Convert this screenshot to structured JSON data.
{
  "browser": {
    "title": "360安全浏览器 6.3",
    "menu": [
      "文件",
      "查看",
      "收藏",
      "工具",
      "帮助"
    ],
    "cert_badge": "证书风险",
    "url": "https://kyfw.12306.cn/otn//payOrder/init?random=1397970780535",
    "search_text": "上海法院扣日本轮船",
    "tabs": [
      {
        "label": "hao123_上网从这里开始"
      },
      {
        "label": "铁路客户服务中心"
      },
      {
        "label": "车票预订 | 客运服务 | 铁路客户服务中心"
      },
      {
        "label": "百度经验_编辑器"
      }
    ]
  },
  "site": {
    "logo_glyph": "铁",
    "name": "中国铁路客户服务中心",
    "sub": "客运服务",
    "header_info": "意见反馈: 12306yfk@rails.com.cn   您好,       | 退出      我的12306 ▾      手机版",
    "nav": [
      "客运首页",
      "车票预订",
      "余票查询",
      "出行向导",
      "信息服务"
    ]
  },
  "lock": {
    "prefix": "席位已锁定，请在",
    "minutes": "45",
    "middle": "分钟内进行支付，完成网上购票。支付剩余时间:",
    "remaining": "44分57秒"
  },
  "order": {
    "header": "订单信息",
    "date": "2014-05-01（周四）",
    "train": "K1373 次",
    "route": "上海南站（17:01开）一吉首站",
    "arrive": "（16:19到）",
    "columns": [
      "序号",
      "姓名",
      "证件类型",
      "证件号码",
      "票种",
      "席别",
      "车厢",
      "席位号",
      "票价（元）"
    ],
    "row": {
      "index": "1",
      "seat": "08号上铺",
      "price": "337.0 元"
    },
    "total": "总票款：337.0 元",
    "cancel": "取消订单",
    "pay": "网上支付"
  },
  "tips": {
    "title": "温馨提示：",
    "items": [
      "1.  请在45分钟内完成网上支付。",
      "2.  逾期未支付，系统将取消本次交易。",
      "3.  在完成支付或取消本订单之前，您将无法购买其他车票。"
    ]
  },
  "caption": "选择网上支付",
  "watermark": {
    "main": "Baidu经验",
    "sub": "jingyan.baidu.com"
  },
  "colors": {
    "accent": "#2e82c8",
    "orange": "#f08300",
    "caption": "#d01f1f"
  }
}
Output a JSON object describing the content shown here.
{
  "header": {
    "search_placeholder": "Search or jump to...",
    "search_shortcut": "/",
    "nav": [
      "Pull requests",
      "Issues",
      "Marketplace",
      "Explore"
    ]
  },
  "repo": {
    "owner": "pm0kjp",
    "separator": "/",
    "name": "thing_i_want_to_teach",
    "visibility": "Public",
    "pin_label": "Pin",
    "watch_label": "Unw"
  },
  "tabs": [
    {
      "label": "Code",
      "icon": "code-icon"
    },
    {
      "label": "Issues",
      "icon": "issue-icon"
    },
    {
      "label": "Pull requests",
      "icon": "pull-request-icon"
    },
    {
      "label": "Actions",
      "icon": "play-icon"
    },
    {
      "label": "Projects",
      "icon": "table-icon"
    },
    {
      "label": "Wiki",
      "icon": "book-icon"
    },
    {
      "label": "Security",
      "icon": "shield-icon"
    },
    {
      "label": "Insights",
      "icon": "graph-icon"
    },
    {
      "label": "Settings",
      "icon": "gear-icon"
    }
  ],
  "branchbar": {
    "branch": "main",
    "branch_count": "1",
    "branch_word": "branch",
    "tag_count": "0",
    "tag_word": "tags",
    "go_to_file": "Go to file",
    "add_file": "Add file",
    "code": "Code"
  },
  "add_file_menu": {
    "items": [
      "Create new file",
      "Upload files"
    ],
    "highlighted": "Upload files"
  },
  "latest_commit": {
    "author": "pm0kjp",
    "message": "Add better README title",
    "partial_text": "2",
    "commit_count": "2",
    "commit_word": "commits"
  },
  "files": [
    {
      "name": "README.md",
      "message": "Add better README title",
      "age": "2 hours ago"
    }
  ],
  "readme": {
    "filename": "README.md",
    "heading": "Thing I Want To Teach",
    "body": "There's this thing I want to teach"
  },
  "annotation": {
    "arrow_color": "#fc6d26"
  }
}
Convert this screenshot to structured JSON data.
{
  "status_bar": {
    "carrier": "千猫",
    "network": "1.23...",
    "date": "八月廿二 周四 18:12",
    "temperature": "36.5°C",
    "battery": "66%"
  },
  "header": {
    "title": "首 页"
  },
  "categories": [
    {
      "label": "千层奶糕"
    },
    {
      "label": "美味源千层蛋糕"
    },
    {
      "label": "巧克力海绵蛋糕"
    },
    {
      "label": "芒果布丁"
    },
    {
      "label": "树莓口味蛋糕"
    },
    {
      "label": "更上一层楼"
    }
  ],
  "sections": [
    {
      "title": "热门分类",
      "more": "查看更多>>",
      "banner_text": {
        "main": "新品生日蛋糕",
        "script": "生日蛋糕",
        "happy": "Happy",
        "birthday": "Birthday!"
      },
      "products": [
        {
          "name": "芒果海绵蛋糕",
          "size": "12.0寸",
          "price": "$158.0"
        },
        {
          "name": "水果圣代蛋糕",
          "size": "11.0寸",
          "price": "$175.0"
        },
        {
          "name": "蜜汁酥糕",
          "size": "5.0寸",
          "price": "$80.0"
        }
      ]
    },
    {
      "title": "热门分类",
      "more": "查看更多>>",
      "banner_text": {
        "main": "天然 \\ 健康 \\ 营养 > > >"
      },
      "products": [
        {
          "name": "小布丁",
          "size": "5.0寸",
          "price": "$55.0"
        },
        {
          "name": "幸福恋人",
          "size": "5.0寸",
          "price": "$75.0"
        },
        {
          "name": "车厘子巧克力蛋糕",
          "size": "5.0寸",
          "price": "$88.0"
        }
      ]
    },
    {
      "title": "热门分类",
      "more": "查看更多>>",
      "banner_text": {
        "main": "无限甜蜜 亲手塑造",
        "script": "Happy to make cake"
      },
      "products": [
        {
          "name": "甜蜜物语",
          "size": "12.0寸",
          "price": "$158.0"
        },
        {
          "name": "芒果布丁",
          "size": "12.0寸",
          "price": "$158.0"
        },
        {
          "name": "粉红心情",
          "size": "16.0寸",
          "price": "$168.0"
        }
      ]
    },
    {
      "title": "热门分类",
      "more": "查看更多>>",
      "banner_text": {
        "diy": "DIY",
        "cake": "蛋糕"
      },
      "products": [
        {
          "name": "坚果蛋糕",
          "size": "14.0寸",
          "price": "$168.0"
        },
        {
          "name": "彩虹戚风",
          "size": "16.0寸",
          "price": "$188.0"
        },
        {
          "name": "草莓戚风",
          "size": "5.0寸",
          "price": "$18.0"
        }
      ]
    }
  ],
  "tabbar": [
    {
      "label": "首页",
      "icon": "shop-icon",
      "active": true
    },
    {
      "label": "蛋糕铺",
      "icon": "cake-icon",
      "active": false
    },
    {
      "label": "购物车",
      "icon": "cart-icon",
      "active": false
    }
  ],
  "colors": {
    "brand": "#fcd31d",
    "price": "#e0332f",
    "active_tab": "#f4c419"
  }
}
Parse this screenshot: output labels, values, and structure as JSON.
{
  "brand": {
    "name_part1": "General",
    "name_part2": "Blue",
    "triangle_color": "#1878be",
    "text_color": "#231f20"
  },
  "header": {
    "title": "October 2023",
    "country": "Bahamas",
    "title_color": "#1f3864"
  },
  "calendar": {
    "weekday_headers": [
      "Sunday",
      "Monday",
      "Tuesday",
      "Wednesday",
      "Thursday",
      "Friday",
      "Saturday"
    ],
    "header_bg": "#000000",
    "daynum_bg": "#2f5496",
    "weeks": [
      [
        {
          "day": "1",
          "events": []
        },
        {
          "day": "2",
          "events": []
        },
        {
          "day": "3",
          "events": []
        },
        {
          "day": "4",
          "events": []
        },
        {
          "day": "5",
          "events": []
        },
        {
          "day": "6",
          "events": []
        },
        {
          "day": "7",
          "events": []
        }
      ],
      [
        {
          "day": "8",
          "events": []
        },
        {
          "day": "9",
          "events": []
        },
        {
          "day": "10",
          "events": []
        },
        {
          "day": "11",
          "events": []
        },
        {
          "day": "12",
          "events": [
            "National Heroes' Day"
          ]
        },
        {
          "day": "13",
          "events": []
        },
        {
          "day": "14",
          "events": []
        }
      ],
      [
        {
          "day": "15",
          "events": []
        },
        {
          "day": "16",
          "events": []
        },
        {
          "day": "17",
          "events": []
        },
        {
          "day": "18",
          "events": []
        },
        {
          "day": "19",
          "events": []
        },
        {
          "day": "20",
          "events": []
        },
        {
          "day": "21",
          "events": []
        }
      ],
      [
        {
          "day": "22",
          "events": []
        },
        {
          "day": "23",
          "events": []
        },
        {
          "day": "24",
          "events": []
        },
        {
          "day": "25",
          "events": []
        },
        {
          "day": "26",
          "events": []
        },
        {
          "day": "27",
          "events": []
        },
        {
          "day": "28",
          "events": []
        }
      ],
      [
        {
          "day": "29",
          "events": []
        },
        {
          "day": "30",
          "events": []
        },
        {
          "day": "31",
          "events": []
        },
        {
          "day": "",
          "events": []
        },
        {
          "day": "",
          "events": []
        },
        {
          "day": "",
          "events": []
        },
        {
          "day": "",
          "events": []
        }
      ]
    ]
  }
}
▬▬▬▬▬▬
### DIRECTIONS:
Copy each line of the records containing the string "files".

### COMPLETED EXERCISE:
      "Upload files"
    "highlighted": "Upload files"
  "files": [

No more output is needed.